- INSTRUCTIONS FOR THE TASK -
Each record here should be printed again exactly; please leave its pictures out.

_ _ _ _ _ _ _

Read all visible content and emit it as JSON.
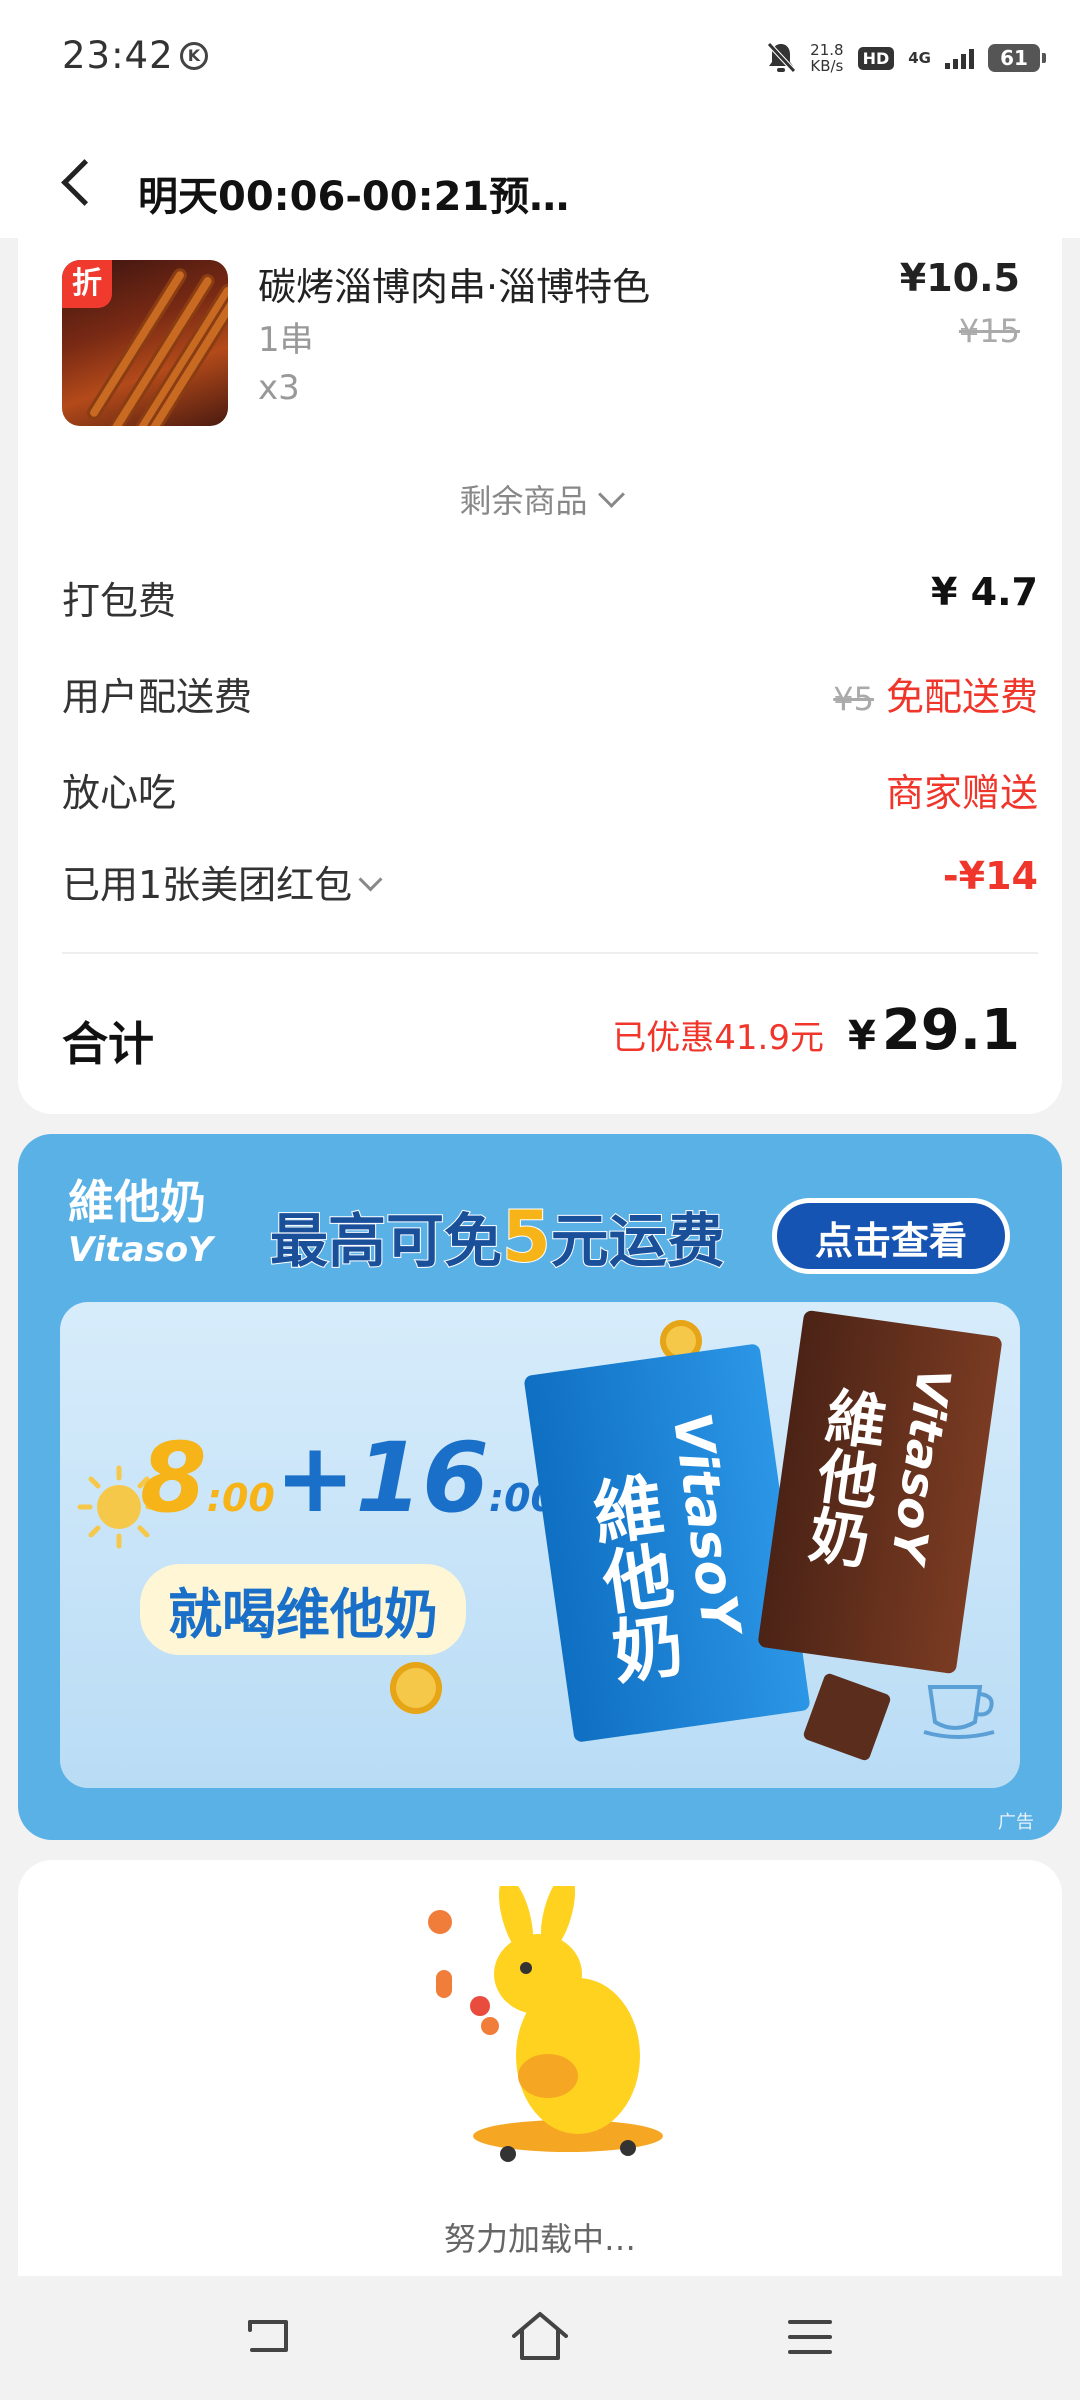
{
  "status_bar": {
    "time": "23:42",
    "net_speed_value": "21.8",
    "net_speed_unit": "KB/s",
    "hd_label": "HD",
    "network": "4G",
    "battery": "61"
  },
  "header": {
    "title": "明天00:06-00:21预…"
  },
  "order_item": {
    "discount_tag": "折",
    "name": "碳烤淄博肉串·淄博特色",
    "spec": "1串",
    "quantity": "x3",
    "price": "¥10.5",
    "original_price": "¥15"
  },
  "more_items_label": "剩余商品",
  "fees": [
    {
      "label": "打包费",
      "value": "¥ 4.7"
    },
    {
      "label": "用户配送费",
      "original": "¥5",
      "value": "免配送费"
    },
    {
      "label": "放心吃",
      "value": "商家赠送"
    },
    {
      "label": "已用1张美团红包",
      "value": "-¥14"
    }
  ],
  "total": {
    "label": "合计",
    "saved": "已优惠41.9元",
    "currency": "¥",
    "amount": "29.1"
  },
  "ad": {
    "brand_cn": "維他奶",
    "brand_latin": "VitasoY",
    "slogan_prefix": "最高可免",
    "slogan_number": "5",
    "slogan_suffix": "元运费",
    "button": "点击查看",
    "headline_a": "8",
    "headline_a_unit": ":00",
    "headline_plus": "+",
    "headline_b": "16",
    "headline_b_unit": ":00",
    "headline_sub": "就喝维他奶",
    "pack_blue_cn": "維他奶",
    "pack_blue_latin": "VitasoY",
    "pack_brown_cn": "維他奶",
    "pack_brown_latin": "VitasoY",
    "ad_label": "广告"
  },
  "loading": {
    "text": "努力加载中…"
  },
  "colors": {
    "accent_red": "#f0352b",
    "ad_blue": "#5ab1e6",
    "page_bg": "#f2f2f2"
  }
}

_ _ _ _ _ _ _

- WRITTEN ANSWER -
Read all visible content and emit it as JSON.
{
  "status_bar": {
    "time": "23:42",
    "net_speed_value": "21.8",
    "net_speed_unit": "KB/s",
    "hd_label": "HD",
    "network": "4G",
    "battery": "61"
  },
  "header": {
    "title": "明天00:06-00:21预…"
  },
  "order_item": {
    "discount_tag": "折",
    "name": "碳烤淄博肉串·淄博特色",
    "spec": "1串",
    "quantity": "x3",
    "price": "¥10.5",
    "original_price": "¥15"
  },
  "more_items_label": "剩余商品",
  "fees": [
    {
      "label": "打包费",
      "value": "¥ 4.7"
    },
    {
      "label": "用户配送费",
      "original": "¥5",
      "value": "免配送费"
    },
    {
      "label": "放心吃",
      "value": "商家赠送"
    },
    {
      "label": "已用1张美团红包",
      "value": "-¥14"
    }
  ],
  "total": {
    "label": "合计",
    "saved": "已优惠41.9元",
    "currency": "¥",
    "amount": "29.1"
  },
  "ad": {
    "brand_cn": "維他奶",
    "brand_latin": "VitasoY",
    "slogan_prefix": "最高可免",
    "slogan_number": "5",
    "slogan_suffix": "元运费",
    "button": "点击查看",
    "headline_a": "8",
    "headline_a_unit": ":00",
    "headline_plus": "+",
    "headline_b": "16",
    "headline_b_unit": ":00",
    "headline_sub": "就喝维他奶",
    "pack_blue_cn": "維他奶",
    "pack_blue_latin": "VitasoY",
    "pack_brown_cn": "維他奶",
    "pack_brown_latin": "VitasoY",
    "ad_label": "广告"
  },
  "loading": {
    "text": "努力加载中…"
  },
  "colors": {
    "accent_red": "#f0352b",
    "ad_blue": "#5ab1e6",
    "page_bg": "#f2f2f2"
  }
}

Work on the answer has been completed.